Here It Is: The Ultimate Absurdity in American Transportation

We really have to give Jeff Speck credit. In his new book, Walkable City, he amasses a wealth of evidence that skillfully reveals just how absurd American attitudes toward transportation and cities have become. We interviewed Speck about his book last month, and we can’t help returning to it to highlight this little factoid. If it isn’t the ultimate sign of everything that’s wrong with American transportation policy, well, we’d like to see what is.

This passage comes from Ivan Illich in his 1978 book, Toward a History of Needs, quoted by Speck:

The model American male devotes more than 1,600 hours a year to his car. He sits in it while it goes and while it stands idling. He parks it and searches for it. He earns the money to put down to meeting the monthly installments. He works to pay for gasoline, tolls, insurance, taxes, and tickets. He spends four of his waking 16 hours on the road or gathering resources for it …

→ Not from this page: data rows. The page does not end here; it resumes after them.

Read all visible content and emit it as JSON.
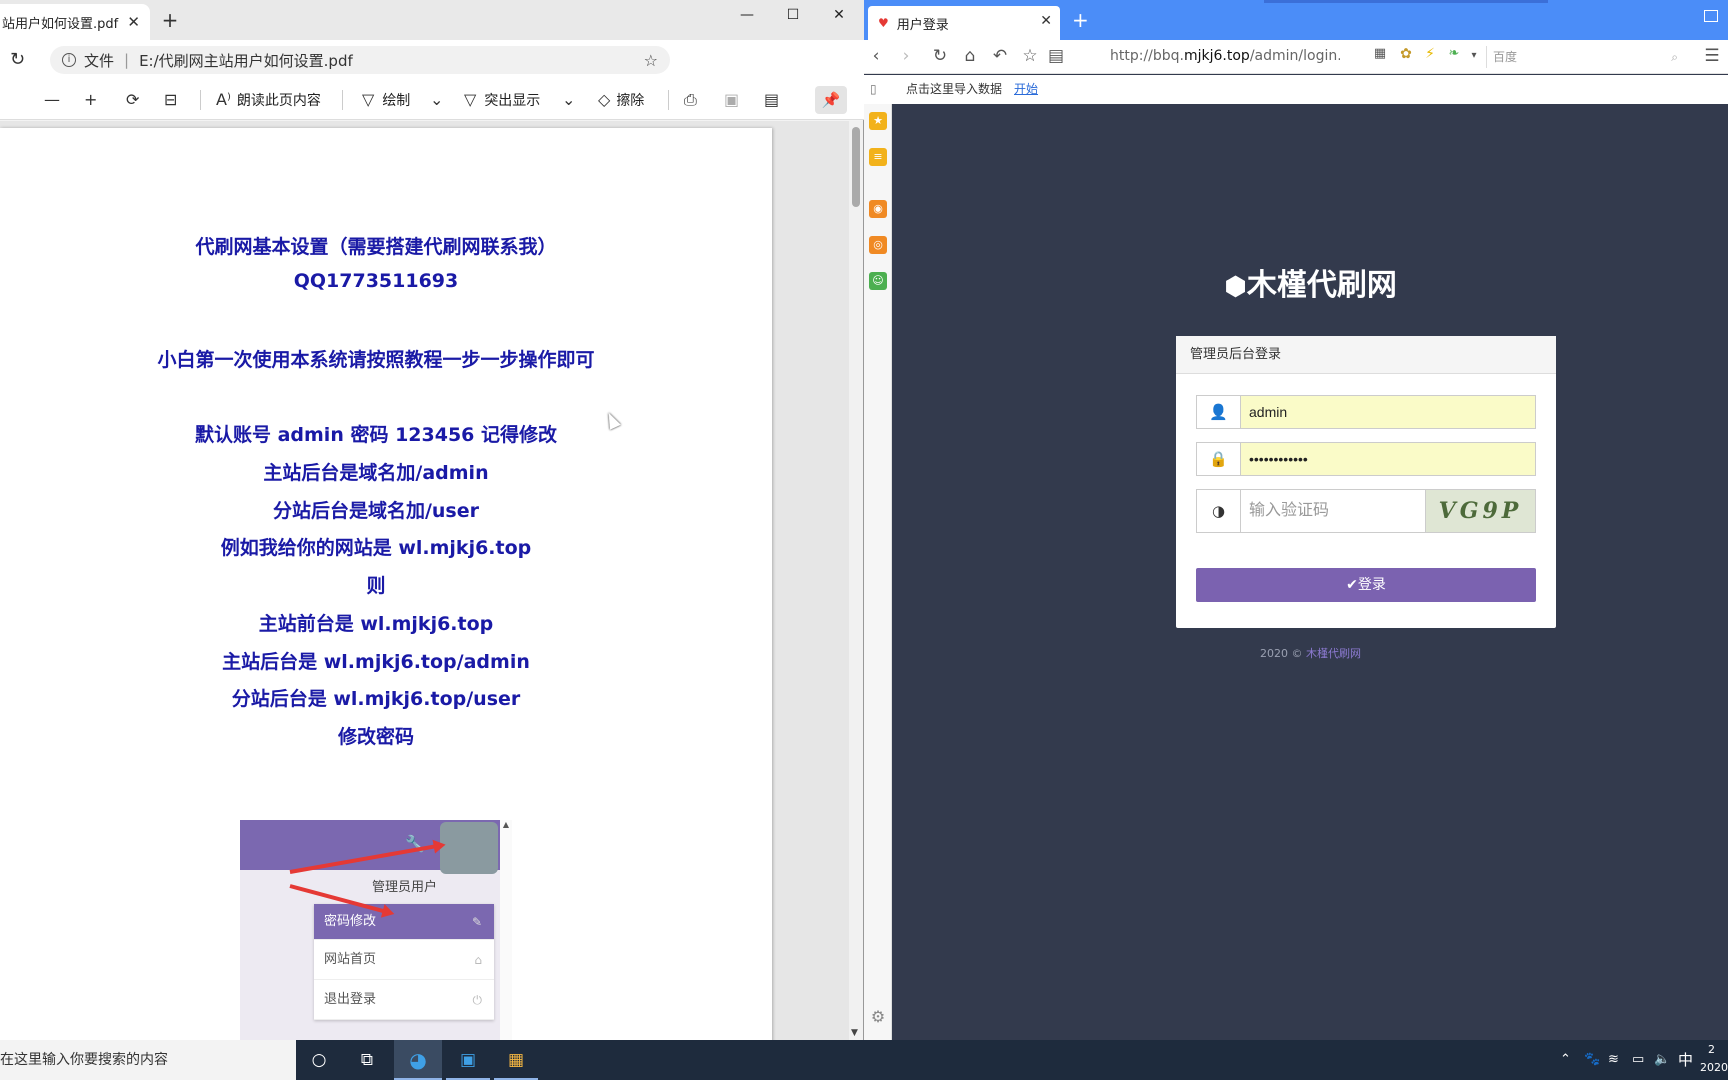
{
  "edge": {
    "tab_title": "站用户如何设置.pdf",
    "address_label": "文件",
    "address_path": "E:/代刷网主站用户如何设置.pdf",
    "toolbar": {
      "minus": "—",
      "plus": "+",
      "read_aloud": "朗读此页内容",
      "draw": "绘制",
      "highlight": "突出显示",
      "erase": "擦除"
    },
    "pdf_lines": [
      "代刷网基本设置（需要搭建代刷网联系我）",
      "QQ1773511693",
      "小白第一次使用本系统请按照教程一步一步操作即可",
      "默认账号 admin 密码 123456 记得修改",
      "主站后台是域名加/admin",
      "分站后台是域名加/user",
      "例如我给你的网站是 wl.mjkj6.top",
      "则",
      "主站前台是 wl.mjkj6.top",
      "主站后台是 wl.mjkj6.top/admin",
      "分站后台是 wl.mjkj6.top/user",
      "修改密码"
    ],
    "pdf_image": {
      "menu_title": "管理员用户",
      "items": [
        "密码修改",
        "网站首页",
        "退出登录"
      ]
    }
  },
  "browser": {
    "tab_title": "用户登录",
    "url_prefix": "http://bbq.",
    "url_domain": "mjkj6.top",
    "url_suffix": "/admin/login.php",
    "search_placeholder": "百度",
    "bookmark_hint": "点击这里导入数据",
    "bookmark_link": "开始",
    "page": {
      "brand": "木槿代刷网",
      "card_title": "管理员后台登录",
      "username_value": "admin",
      "password_value": "••••••••••••",
      "captcha_placeholder": "输入验证码",
      "captcha_text": "VG9P",
      "login_label": "✔登录",
      "footer_prefix": "2020 © ",
      "footer_link": "木槿代刷网"
    }
  },
  "taskbar": {
    "search_placeholder": "在这里输入你要搜索的内容",
    "tray_ime": "中",
    "tray_clock_top": "2",
    "tray_clock_bottom": "2020"
  },
  "colors": {
    "pdf_text": "#1a1aa6",
    "login_bg": "#333a4d",
    "accent_purple": "#7b62b0",
    "browser_tabbar": "#4b8df8",
    "taskbar": "#1e2b3d"
  }
}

The model American puts in 1,600 hours to get 7,500 miles: less than five miles per hour. In countries deprived of transportation industry, people manage to do the same, walking wherever they want to go, and they allocate only only 3 to 8 percent of their society’s budget to traffic instead of 28 percent.

Speck points out that this passage was written in 1978, when Americans drove less and spent less on their cars than they do now.


Multi-Modal Summer Reading

Summer gives permission to set aside serious reading for the refreshment of fluffier stuff. This year, though, several meaningful books on transportation are out that you might want to tuck into your beach bag. Each is that rare thing: a should-read that’s also a want-to-read. Straphanger: Saving Our Cities and Ourselves from the Automobile by […]